# Action item
Lines with the word "deco" are the ones wanted. Copy each of them from the entries below.
### Data for the task
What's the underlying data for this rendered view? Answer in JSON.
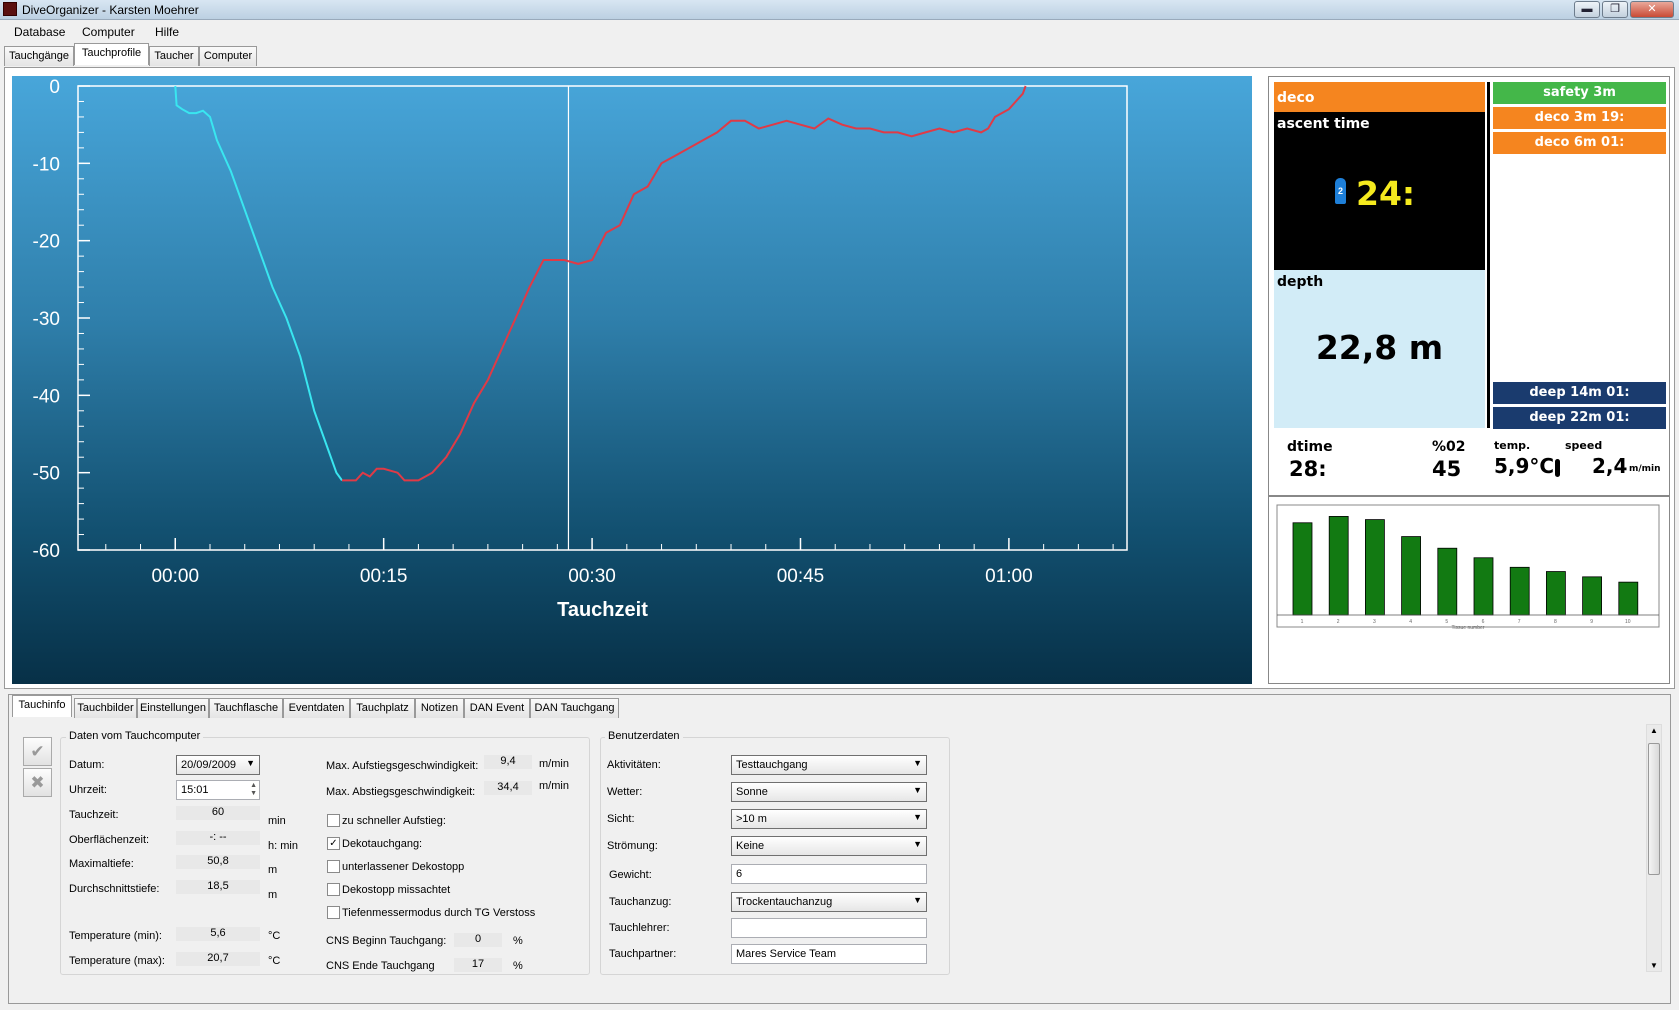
{
  "window": {
    "title": "DiveOrganizer - Karsten Moehrer",
    "minimize": "▬",
    "restore": "❐",
    "close": "✕"
  },
  "menu": [
    "Database",
    "Computer",
    "Hilfe"
  ],
  "top_tabs": [
    "Tauchgänge",
    "Tauchprofile",
    "Taucher",
    "Computer"
  ],
  "chart_data": {
    "type": "line",
    "xlabel": "Tauchzeit",
    "x_ticks": [
      "00:00",
      "00:15",
      "00:30",
      "00:45",
      "01:00"
    ],
    "y_ticks": [
      "0",
      "-10",
      "-20",
      "-30",
      "-40",
      "-50",
      "-60"
    ],
    "xlim": [
      -7,
      68.5
    ],
    "ylim": [
      -60,
      0
    ],
    "cursor_minute": 28.3,
    "colors": {
      "descent": "#39e6f0",
      "ascent": "#e03a46"
    },
    "series": [
      {
        "values": [
          [
            0,
            0
          ],
          [
            0.1,
            -2.5
          ],
          [
            0.5,
            -3
          ],
          [
            1,
            -3.5
          ],
          [
            1.5,
            -3.5
          ],
          [
            2,
            -3.2
          ],
          [
            2.5,
            -4
          ],
          [
            3,
            -7
          ],
          [
            4,
            -11
          ],
          [
            5,
            -16
          ],
          [
            6,
            -21
          ],
          [
            7,
            -26
          ],
          [
            8,
            -30
          ],
          [
            9,
            -35
          ],
          [
            10,
            -42
          ],
          [
            11,
            -47
          ],
          [
            11.6,
            -50
          ],
          [
            12,
            -51
          ]
        ]
      },
      {
        "values": [
          [
            12,
            -51
          ],
          [
            13,
            -51
          ],
          [
            13.5,
            -50
          ],
          [
            14,
            -50.5
          ],
          [
            14.5,
            -49.5
          ],
          [
            15,
            -49.5
          ],
          [
            16,
            -50
          ],
          [
            16.5,
            -51
          ],
          [
            17.5,
            -51
          ],
          [
            18.5,
            -50
          ],
          [
            19.5,
            -48
          ],
          [
            20.5,
            -45
          ],
          [
            21.5,
            -41
          ],
          [
            22.5,
            -38
          ],
          [
            23.5,
            -34
          ],
          [
            24.5,
            -30
          ],
          [
            25.5,
            -26
          ],
          [
            26.5,
            -22.5
          ],
          [
            28,
            -22.5
          ],
          [
            29,
            -23
          ],
          [
            30,
            -22.5
          ],
          [
            31,
            -19
          ],
          [
            32,
            -18
          ],
          [
            33,
            -14
          ],
          [
            34,
            -13
          ],
          [
            35,
            -10
          ],
          [
            36,
            -9
          ],
          [
            37,
            -8
          ],
          [
            38,
            -7
          ],
          [
            39,
            -6
          ],
          [
            40,
            -4.5
          ],
          [
            41,
            -4.5
          ],
          [
            42,
            -5.5
          ],
          [
            43,
            -5
          ],
          [
            44,
            -4.5
          ],
          [
            45,
            -5
          ],
          [
            46,
            -5.5
          ],
          [
            47,
            -4.2
          ],
          [
            48,
            -5
          ],
          [
            49,
            -5.5
          ],
          [
            50,
            -5.5
          ],
          [
            51,
            -6
          ],
          [
            52,
            -6
          ],
          [
            53,
            -6.5
          ],
          [
            54,
            -6
          ],
          [
            55,
            -5.5
          ],
          [
            56,
            -6
          ],
          [
            57,
            -5.5
          ],
          [
            58,
            -6
          ],
          [
            58.5,
            -5.5
          ],
          [
            59,
            -4
          ],
          [
            60,
            -3
          ],
          [
            60.5,
            -2
          ],
          [
            61,
            -1
          ],
          [
            61.2,
            0
          ]
        ]
      }
    ]
  },
  "deco": {
    "deco_title": "deco",
    "ascent_label": "ascent time",
    "tank": "2",
    "ascent_value": "24:",
    "depth_label": "depth",
    "depth_value": "22,8 m",
    "stops": [
      "safety 3m",
      "deco 3m 19:",
      "deco 6m 01:"
    ],
    "deep_stops": [
      "deep 14m 01:",
      "deep 22m 01:"
    ],
    "dtime_label": "dtime",
    "dtime_value": "28:",
    "o2_label": "%02",
    "o2_value": "45",
    "temp_label": "temp.",
    "temp_value": "5,9°C",
    "speed_label": "speed",
    "speed_value": "2,4",
    "speed_unit": "m/min",
    "colors": {
      "orange": "#f5851f",
      "green": "#44b749",
      "navy": "#1a3b6e",
      "lightblue": "#d2ecf7"
    }
  },
  "bar_chart": {
    "values": [
      8.7,
      9.3,
      9.0,
      7.4,
      6.3,
      5.4,
      4.5,
      4.1,
      3.6,
      3.1
    ],
    "ticks": [
      "1",
      "2",
      "3",
      "4",
      "5",
      "6",
      "7",
      "8",
      "9",
      "10"
    ],
    "xlabel": "Tissue number",
    "color": "#127a12"
  },
  "bottom_tabs": [
    "Tauchinfo",
    "Tauchbilder",
    "Einstellungen",
    "Tauchflasche",
    "Eventdaten",
    "Tauchplatz",
    "Notizen",
    "DAN Event",
    "DAN Tauchgang"
  ],
  "computer": {
    "legend": "Daten vom Tauchcomputer",
    "datum_label": "Datum:",
    "datum": "20/09/2009",
    "uhrzeit_label": "Uhrzeit:",
    "uhrzeit": "15:01",
    "tauchzeit_label": "Tauchzeit:",
    "tauchzeit": "60",
    "tauchzeit_unit": "min",
    "oberflaeche_label": "Oberflächenzeit:",
    "oberflaeche": "-: --",
    "oberflaeche_unit": "h: min",
    "maxtiefe_label": "Maximaltiefe:",
    "maxtiefe": "50,8",
    "maxtiefe_unit": "m",
    "durchschnitt_label": "Durchschnittstiefe:",
    "durchschnitt": "18,5",
    "durchschnitt_unit": "m",
    "tmin_label": "Temperature (min):",
    "tmin": "5,6",
    "tmin_unit": "°C",
    "tmax_label": "Temperature (max):",
    "tmax": "20,7",
    "tmax_unit": "°C",
    "aufstieg_label": "Max. Aufstiegsgeschwindigkeit:",
    "aufstieg": "9,4",
    "aufstieg_unit": "m/min",
    "abstieg_label": "Max. Abstiegsgeschwindigkeit:",
    "abstieg": "34,4",
    "abstieg_unit": "m/min",
    "checks": [
      {
        "label": "zu schneller Aufstieg:",
        "mark": ""
      },
      {
        "label": "Dekotauchgang:",
        "mark": "✓"
      },
      {
        "label": "unterlassener Dekostopp",
        "mark": ""
      },
      {
        "label": "Dekostopp missachtet",
        "mark": ""
      },
      {
        "label": "Tiefenmessermodus durch TG Verstoss",
        "mark": ""
      }
    ],
    "cns_begin_label": "CNS Beginn Tauchgang:",
    "cns_begin": "0",
    "cns_unit": "%",
    "cns_end_label": "CNS Ende Tauchgang",
    "cns_end": "17"
  },
  "user": {
    "legend": "Benutzerdaten",
    "aktivitaeten_label": "Aktivitäten:",
    "aktivitaeten": "Testtauchgang",
    "wetter_label": "Wetter:",
    "wetter": "Sonne",
    "sicht_label": "Sicht:",
    "sicht": ">10 m",
    "stroemung_label": "Strömung:",
    "stroemung": "Keine",
    "gewicht_label": "Gewicht:",
    "gewicht": "6",
    "anzug_label": "Tauchanzug:",
    "anzug": "Trockentauchanzug",
    "lehrer_label": "Tauchlehrer:",
    "lehrer": "",
    "partner_label": "Tauchpartner:",
    "partner": "Mares Service Team"
  }
}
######
# Solution to this problem
  "deco": {
    "deco_title": "deco",
      "deco 3m 19:",
      "deco 6m 01:"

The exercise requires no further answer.